The Ellisons and other owners of thrift shops that you interviewed had some very good points. They have developed an enterprise that probably could not be called an enterprise without the professional management for which they are responsible. They built the business. While the charities' percentage may be low in some minds, their gross income is probably higher as a result of these dedicated owners.
These owners built the business by investing their assets and labors. The wealth they have created is not unreasonable, in fact modest, when compared to other American entrepreneurs. What is remarkable is the fact that they have not reaped unconscionable profits by completely and unmercifully exploiting this hidden and unregulated segment of the economy.

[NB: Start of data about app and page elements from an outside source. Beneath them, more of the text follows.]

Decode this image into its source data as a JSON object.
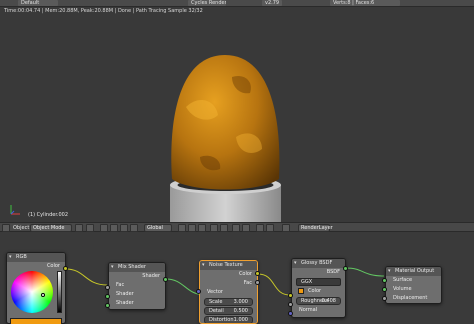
{
  "topbar": {
    "items": [
      "Default",
      "Cycles Render",
      "v2.79",
      "Verts:8 | Faces:6"
    ]
  },
  "viewport": {
    "render_info": "Time:00:04.74 | Mem:20.88M, Peak:20.88M | Done | Path Tracing Sample 32/32",
    "object_label": "(1) Cylinder.002",
    "object_color": "#d08a10"
  },
  "header": {
    "view": "View",
    "select": "Select",
    "add": "Add",
    "object": "Object",
    "mode": "Object Mode",
    "pivot": "Global",
    "render_layer": "RenderLayer"
  },
  "nodes": {
    "rgb": {
      "title": "RGB",
      "out_color": "Color",
      "color_hex": "#f09a10"
    },
    "mix": {
      "title": "Mix Shader",
      "out_shader": "Shader",
      "in_fac": "Fac",
      "in_shader1": "Shader",
      "in_shader2": "Shader"
    },
    "noise": {
      "title": "Noise Texture",
      "out_color": "Color",
      "out_fac": "Fac",
      "in_vector": "Vector",
      "scale_label": "Scale",
      "scale_value": "3.000",
      "detail_label": "Detail",
      "detail_value": "0.500",
      "distortion_label": "Distortion",
      "distortion_value": "1.000"
    },
    "glossy": {
      "title": "Glossy BSDF",
      "out_bsdf": "BSDF",
      "distribution": "GGX",
      "color_label": "Color",
      "roughness_label": "Roughness",
      "roughness_value": "0.408",
      "in_normal": "Normal"
    },
    "output": {
      "title": "Material Output",
      "in_surface": "Surface",
      "in_volume": "Volume",
      "in_displacement": "Displacement"
    }
  }
}
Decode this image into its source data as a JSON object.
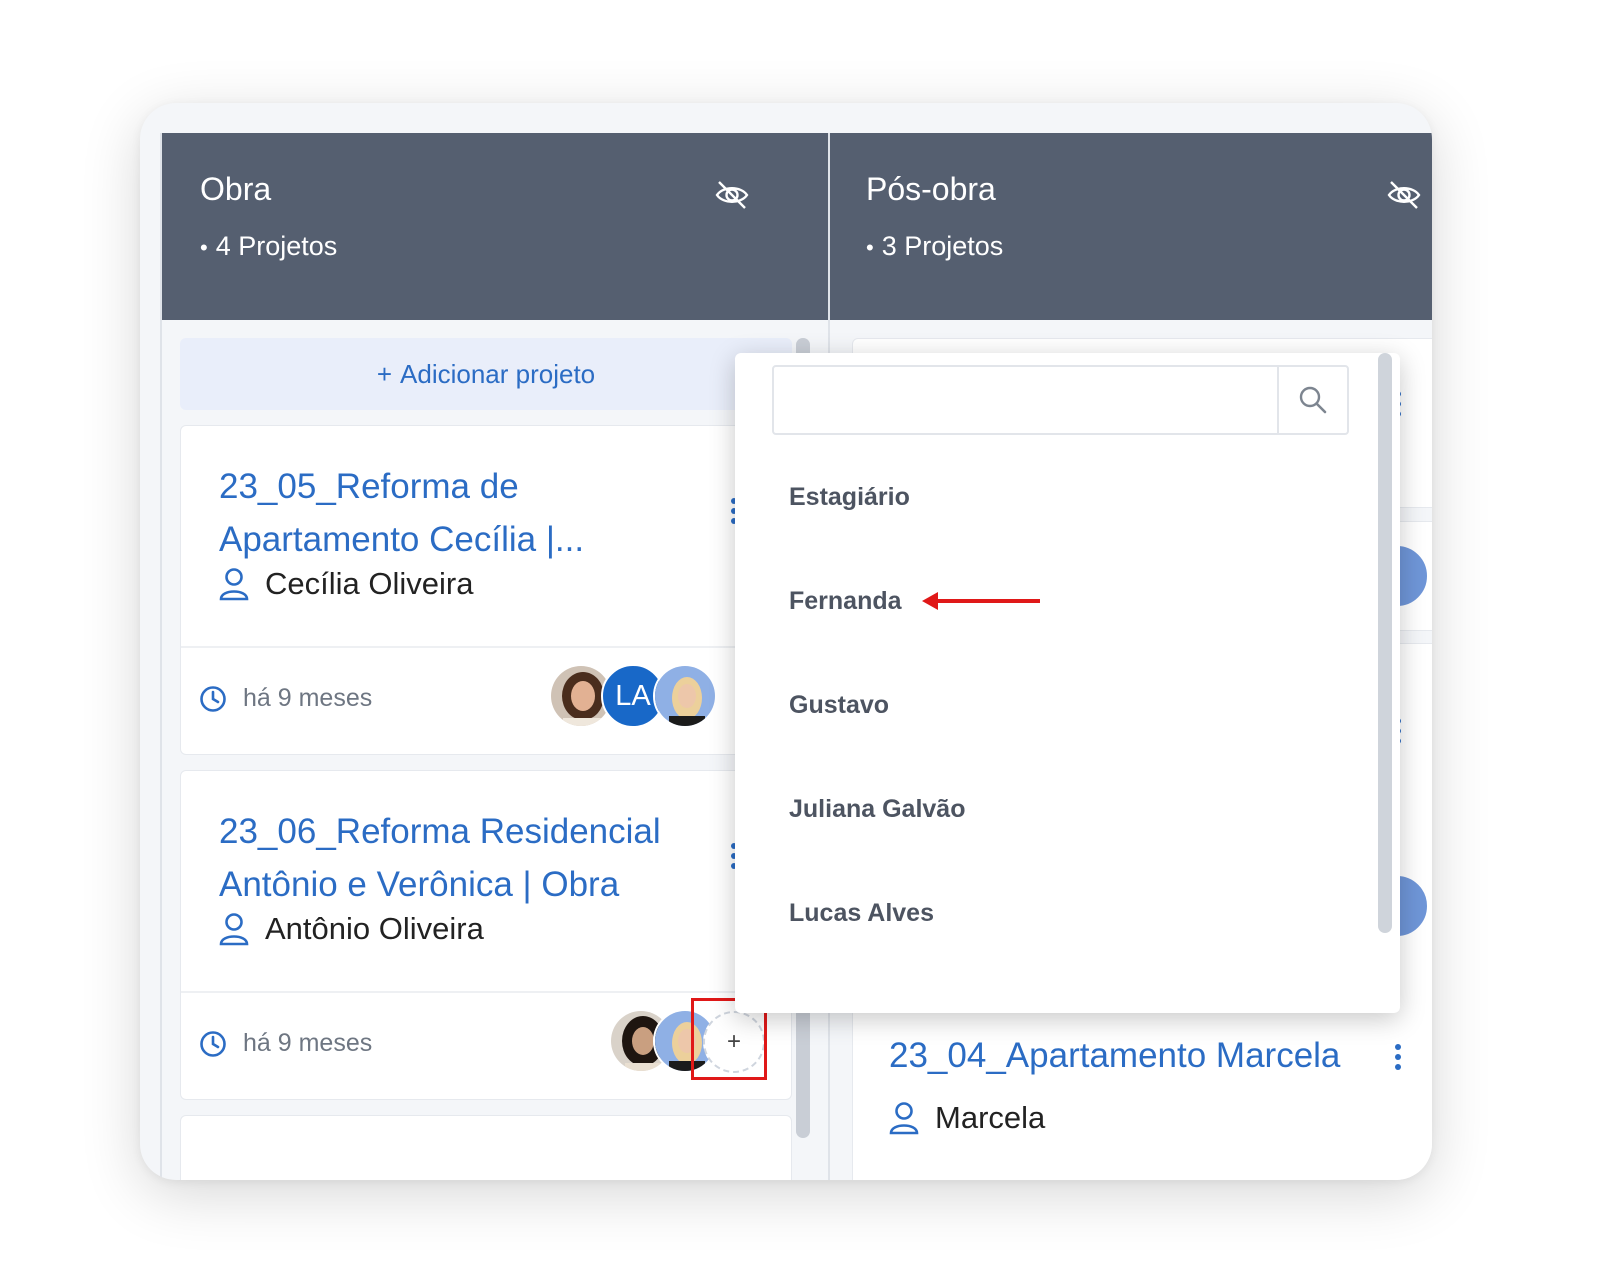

Your article has performed a valuable service by bringing the operation of thrift shops to the attention of not only the public at large, but also to those responsible for guiding our charities. While some will demand government regulation of thrift shop enterprises, it is more appropriate for the charities in whose name these businesses are run to establish controls. There is no reason why a charity, even with a totally volunteer board of directors, cannot establish its own guidelines for review and monitoring arrangements with thrift shop operators.
If there is much money to be made in thrift shop operations as your article implies, then you have hopefully encouraged more entrepreneurs to enter the field. Increased competition for use of the charities' names will raise their percentage of the profit.
ROBERT C. ARONOFF